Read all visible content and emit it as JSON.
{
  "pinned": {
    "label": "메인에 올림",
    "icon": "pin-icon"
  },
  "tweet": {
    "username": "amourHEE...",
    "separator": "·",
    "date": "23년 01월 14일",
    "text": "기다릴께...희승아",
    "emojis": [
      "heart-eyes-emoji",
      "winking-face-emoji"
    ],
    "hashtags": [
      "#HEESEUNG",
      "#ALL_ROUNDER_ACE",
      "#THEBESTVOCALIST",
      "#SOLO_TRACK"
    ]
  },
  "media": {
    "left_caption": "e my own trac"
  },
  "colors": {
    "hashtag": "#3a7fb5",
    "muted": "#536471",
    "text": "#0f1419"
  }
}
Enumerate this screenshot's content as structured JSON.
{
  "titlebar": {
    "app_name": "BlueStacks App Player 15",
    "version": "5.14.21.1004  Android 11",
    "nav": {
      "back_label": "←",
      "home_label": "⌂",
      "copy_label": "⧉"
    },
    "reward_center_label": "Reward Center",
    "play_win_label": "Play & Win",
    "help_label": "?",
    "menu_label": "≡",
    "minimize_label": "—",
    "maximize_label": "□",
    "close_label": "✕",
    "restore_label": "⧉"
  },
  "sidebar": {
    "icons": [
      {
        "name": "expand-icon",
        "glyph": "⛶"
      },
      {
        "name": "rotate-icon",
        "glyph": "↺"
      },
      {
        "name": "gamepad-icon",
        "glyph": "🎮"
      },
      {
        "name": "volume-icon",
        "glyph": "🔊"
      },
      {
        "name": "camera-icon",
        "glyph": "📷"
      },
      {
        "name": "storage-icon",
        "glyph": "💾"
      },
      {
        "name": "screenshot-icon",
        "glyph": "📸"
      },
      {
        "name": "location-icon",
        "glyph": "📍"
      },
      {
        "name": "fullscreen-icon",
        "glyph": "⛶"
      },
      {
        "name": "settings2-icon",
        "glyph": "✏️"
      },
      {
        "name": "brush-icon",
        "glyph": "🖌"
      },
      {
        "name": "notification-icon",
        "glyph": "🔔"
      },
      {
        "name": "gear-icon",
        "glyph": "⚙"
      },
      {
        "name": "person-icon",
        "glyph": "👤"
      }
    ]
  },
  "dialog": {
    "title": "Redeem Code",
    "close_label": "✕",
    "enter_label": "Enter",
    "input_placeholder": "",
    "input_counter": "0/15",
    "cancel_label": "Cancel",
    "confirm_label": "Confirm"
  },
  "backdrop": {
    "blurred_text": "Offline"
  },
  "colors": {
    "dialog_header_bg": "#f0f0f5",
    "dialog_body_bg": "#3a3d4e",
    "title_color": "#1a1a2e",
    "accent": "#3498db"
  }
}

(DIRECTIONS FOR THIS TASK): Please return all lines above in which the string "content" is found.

(TASK RESULT):
Read all visible content and emit it as JSON.
Enumerate this screenshot's content as structured JSON.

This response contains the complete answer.